From listening to people’s dreams over many years, I find that most people will readily share a dream when it is something they feel is positive—such as a dream giving them great insight, encouragement or feeling. People tend not to share nightmares and problematic dreams so readily. No matter what kind of dream the dreamer has it is important to be a good listener and supportive questioner.
Listen and Then Ask Questions
The best way to listen to dreams is, of course, to listen and then ask questions that will lead the dreamer to reflect more deeply—and thereby gain deeper appreciation and understanding of the dream. Genuine, non-judgmental listening encourages the person to feel accepted and open to exploring hidden and sometimes scary meanings in dreams. Questions may be asked that shed more light on the color, feeling, nuance of an object or person in a dream. One of the best questions to ask is to have the dreamer describe every object in the dream as representing some form of energy within himself or herself. Asking such questions can help the dreamer find insight by considering the dream from different angles and perspectives, opening more possibilities for discovering the many levels of meaning that dreams often have.
Some people want validation for a dream because they really want to believe the dream is special. Asking questions that make them realize why the dream is special will do that. Also by saying something affirming like, “If it were my dream and I dreamed that, I would feel like things were going well.” Using the words, “If it were my dream…” clearly indicates that this is your personal opinion and may perhaps be totally different from the dreamer’s. This is important for the free exploration of another person’s dream.
Don’t Attempt an Interpretation
Quite often people will ask you to interpret their dreams. Remind them that you can’t. Since the dream is all about the dreamer, it is really not possible to interpret another person’s dream, as much as you want to. As much as you think you know the meaning of the dream, try to refrain from giving a specific interpretation like, “Your dream means you don’t have a chance to get the job.” If your interpretation happens to be right on, it might feel threatening if the person isn’t ready to deal with it. If it is wrong, the person will feel misunderstood. However, it is helpful to suggest common interpretations to a dream image, such as driving a car may represent how the dreamer is getting along in life—and then ask them to consider if this interpretation is a possibility. Or you may suggest that they look at a good dream dictionary which gives various meanings to a symbol, rather than one pat answer. By listening and asking questions, you will go far in helping the dreamer unlock the dream’s secrets.
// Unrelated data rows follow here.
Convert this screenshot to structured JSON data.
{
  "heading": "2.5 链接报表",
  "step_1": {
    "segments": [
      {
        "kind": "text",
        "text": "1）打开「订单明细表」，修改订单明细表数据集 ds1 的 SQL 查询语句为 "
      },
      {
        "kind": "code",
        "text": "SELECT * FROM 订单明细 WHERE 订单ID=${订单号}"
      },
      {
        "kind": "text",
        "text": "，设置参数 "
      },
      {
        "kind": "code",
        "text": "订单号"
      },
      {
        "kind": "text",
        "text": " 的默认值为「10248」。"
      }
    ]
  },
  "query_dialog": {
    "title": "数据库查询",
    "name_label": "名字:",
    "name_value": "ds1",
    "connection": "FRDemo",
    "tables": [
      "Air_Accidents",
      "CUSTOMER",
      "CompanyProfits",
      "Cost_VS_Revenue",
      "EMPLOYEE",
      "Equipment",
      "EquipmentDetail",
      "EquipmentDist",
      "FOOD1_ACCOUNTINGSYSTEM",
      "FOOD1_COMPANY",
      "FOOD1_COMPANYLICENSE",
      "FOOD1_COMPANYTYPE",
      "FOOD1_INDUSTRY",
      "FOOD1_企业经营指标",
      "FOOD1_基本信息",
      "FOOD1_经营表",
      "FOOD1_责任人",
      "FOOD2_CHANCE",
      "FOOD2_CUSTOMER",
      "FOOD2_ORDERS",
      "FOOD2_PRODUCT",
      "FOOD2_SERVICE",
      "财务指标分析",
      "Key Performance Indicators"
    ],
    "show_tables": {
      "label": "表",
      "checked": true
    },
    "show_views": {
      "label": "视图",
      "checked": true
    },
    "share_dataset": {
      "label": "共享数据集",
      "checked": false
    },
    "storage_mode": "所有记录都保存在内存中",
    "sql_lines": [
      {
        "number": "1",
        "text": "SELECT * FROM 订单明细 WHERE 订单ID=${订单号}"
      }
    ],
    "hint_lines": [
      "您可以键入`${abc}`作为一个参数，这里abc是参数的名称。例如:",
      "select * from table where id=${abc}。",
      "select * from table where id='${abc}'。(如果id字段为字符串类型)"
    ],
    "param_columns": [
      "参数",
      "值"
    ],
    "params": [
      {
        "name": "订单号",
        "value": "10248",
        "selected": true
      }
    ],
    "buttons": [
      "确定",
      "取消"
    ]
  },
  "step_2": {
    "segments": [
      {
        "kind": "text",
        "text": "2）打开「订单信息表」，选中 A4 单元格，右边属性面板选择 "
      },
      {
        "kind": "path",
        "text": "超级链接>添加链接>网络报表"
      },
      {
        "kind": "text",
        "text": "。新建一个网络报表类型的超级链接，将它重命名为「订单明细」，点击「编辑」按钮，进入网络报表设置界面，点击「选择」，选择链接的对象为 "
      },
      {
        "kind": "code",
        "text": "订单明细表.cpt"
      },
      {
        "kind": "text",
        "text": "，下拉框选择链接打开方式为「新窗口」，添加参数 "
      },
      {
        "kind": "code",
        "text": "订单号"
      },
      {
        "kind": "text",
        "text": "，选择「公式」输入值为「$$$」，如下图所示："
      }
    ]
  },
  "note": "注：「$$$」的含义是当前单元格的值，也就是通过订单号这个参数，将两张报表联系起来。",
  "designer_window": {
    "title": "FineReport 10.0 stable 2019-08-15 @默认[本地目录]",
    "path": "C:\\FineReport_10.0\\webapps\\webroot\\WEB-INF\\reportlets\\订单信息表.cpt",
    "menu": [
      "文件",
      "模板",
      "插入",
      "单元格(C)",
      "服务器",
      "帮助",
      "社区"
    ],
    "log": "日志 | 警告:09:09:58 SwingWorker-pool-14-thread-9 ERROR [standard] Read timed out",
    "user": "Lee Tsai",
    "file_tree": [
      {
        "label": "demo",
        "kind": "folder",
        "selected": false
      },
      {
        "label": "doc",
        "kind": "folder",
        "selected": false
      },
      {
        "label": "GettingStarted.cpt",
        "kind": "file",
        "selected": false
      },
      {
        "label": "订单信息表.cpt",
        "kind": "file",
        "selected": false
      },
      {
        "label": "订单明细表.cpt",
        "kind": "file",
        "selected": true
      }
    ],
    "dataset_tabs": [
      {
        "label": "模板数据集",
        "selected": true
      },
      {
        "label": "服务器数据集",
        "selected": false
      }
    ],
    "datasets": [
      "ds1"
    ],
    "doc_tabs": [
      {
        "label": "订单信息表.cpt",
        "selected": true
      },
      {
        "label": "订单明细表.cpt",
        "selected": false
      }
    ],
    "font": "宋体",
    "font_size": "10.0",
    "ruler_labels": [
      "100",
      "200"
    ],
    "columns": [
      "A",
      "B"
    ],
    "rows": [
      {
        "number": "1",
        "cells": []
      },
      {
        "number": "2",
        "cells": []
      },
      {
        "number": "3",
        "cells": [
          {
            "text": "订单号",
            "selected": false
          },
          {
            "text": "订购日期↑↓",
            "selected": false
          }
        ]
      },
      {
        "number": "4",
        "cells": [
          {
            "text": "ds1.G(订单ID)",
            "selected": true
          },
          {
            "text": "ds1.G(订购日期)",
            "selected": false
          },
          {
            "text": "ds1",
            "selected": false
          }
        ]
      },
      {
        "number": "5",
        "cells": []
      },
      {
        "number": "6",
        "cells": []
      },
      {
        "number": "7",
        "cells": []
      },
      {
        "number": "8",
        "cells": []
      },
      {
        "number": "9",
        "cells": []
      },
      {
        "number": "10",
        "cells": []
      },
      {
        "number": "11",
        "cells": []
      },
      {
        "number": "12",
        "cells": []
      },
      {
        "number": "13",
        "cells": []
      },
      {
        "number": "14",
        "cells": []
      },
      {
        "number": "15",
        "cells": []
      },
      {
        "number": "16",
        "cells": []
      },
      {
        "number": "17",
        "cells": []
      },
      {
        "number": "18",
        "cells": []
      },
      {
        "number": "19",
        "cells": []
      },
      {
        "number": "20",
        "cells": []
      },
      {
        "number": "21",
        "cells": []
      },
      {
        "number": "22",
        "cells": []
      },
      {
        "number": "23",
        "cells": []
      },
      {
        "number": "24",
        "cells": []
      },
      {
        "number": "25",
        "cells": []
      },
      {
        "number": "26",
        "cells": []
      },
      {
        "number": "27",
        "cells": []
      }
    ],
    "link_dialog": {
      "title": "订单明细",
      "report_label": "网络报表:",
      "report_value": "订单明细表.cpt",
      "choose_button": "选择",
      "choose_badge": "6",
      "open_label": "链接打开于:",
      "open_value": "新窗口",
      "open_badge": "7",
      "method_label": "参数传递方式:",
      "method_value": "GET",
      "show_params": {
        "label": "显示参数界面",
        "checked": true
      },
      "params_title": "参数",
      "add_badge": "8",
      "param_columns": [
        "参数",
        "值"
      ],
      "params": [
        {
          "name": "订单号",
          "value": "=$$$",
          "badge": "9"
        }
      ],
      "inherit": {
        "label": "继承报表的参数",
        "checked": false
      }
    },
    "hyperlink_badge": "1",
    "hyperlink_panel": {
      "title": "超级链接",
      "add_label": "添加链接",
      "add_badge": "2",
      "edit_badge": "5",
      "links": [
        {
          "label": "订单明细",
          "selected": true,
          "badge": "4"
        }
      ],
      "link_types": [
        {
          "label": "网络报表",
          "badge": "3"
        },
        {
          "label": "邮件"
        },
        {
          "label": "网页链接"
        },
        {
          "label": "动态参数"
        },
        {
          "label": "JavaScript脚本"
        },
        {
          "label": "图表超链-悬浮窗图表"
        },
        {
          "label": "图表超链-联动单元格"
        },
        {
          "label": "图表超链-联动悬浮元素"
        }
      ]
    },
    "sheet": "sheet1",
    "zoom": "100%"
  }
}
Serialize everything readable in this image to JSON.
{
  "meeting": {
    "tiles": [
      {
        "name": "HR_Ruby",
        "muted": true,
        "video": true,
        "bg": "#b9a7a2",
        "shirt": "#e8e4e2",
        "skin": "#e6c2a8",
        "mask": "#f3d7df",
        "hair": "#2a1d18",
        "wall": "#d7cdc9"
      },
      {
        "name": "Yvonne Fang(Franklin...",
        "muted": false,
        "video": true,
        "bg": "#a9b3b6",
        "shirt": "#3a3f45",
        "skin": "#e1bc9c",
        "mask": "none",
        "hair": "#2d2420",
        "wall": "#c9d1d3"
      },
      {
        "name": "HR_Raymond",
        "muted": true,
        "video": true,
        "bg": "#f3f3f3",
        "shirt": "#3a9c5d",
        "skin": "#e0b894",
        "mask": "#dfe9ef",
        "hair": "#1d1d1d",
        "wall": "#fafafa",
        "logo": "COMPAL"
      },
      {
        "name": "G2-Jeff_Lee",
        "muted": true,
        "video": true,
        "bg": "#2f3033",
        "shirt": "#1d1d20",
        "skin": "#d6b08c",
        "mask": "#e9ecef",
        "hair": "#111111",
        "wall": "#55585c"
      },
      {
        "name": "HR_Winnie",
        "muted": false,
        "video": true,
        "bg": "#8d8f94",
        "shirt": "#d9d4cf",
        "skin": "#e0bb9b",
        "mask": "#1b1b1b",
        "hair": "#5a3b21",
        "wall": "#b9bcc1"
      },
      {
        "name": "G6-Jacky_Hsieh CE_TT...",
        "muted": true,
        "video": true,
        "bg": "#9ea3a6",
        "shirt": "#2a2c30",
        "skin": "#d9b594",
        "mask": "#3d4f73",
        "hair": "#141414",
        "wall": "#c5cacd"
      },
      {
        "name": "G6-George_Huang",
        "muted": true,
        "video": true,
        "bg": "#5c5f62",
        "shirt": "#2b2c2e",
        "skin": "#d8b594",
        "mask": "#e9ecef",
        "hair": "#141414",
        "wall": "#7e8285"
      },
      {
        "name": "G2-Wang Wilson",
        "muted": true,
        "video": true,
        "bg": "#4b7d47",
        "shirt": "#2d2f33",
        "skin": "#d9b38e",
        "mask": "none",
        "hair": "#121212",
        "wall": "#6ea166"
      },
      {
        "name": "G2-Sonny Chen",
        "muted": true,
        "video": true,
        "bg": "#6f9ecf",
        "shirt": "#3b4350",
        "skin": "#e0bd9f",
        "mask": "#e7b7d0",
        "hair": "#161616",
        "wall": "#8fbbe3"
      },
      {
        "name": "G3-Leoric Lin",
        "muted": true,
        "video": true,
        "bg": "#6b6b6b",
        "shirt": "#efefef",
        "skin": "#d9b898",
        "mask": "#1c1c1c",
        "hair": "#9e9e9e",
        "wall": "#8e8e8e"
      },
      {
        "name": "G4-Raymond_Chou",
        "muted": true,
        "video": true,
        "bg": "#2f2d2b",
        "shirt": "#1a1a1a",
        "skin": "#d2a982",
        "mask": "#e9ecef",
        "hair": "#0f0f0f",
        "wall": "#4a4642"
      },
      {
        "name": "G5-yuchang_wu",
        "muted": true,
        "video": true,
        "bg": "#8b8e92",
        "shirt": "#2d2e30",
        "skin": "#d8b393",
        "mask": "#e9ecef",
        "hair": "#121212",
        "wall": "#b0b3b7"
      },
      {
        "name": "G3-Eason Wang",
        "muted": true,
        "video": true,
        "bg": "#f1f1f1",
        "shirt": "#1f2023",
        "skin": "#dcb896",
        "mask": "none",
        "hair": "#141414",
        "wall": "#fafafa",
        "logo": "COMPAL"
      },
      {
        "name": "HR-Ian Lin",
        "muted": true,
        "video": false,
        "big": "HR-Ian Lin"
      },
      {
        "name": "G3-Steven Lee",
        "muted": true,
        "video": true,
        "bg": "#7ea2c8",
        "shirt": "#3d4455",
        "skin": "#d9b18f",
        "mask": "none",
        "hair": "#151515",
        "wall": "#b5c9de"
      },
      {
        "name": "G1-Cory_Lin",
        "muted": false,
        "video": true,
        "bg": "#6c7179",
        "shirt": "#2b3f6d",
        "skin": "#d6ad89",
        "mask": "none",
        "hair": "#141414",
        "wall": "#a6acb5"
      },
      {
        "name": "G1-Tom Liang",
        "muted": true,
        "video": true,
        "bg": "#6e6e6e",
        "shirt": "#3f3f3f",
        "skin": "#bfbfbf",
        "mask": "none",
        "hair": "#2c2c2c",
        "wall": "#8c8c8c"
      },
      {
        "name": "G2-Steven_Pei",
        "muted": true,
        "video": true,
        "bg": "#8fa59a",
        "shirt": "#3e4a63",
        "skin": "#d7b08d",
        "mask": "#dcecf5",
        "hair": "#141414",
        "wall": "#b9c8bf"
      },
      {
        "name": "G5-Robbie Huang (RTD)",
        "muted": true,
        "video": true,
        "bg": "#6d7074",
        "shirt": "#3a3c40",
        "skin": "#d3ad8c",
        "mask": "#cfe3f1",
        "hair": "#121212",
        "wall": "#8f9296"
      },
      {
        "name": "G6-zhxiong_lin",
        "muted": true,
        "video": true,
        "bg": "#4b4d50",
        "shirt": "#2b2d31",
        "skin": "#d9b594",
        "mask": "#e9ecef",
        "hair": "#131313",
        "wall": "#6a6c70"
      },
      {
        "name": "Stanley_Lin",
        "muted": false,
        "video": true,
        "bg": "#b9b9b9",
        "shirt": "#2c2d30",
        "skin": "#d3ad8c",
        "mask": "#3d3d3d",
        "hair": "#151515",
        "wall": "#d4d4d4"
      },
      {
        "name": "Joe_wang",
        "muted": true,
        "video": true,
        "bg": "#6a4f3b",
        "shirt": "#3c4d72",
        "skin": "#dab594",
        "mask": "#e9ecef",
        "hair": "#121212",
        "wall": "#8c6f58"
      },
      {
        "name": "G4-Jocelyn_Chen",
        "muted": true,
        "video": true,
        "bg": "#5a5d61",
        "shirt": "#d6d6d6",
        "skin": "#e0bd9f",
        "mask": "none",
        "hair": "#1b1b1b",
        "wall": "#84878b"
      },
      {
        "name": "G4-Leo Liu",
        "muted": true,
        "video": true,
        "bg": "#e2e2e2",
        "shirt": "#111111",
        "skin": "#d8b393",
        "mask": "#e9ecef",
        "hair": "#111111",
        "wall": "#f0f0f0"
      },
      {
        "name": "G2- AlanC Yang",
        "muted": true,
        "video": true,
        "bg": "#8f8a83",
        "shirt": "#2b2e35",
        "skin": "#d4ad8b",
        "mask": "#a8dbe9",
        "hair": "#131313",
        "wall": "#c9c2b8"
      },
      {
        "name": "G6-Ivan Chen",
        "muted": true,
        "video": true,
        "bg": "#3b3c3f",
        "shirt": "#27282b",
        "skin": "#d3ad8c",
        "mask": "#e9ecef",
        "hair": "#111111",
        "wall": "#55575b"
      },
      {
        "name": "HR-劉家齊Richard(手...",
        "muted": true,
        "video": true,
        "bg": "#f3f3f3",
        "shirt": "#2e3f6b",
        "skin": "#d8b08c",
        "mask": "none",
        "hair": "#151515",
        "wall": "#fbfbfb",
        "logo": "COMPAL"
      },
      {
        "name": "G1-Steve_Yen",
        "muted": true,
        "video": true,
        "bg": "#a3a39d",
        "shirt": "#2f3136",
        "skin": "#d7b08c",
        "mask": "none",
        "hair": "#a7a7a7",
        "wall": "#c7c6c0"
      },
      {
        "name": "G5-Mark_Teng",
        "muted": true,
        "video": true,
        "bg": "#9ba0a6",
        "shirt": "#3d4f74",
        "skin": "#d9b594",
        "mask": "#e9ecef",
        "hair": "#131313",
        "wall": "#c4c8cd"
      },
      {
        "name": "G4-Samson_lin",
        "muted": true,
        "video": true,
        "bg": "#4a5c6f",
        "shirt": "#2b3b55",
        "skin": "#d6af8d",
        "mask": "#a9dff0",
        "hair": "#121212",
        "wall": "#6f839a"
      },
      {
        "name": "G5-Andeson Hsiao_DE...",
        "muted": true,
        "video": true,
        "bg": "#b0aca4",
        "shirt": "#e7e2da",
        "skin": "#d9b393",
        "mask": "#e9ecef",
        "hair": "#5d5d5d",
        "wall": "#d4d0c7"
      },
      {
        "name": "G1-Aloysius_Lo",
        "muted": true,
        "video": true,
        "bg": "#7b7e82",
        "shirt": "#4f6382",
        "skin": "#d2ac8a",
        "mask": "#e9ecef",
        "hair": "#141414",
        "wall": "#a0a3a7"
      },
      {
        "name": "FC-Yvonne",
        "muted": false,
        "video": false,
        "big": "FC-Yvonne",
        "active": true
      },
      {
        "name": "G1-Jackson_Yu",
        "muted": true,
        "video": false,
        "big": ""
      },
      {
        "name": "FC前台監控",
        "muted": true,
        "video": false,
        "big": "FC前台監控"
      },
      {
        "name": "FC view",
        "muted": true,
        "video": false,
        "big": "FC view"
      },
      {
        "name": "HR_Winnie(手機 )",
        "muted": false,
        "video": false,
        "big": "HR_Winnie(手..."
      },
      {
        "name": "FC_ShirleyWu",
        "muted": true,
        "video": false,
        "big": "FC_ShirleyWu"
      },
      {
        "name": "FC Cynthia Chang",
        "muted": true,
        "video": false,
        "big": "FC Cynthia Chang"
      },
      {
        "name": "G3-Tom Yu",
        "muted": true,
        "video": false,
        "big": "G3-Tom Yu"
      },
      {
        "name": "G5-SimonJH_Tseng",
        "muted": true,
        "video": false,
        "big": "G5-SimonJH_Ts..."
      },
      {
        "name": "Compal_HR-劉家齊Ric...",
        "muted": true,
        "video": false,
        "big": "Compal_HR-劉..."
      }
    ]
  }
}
You will know when they blurt out something like “A-hah!” that they have discovered a significant meaning.
To learn more about dreams, visit my website at http://www.healingdreamgarden.com.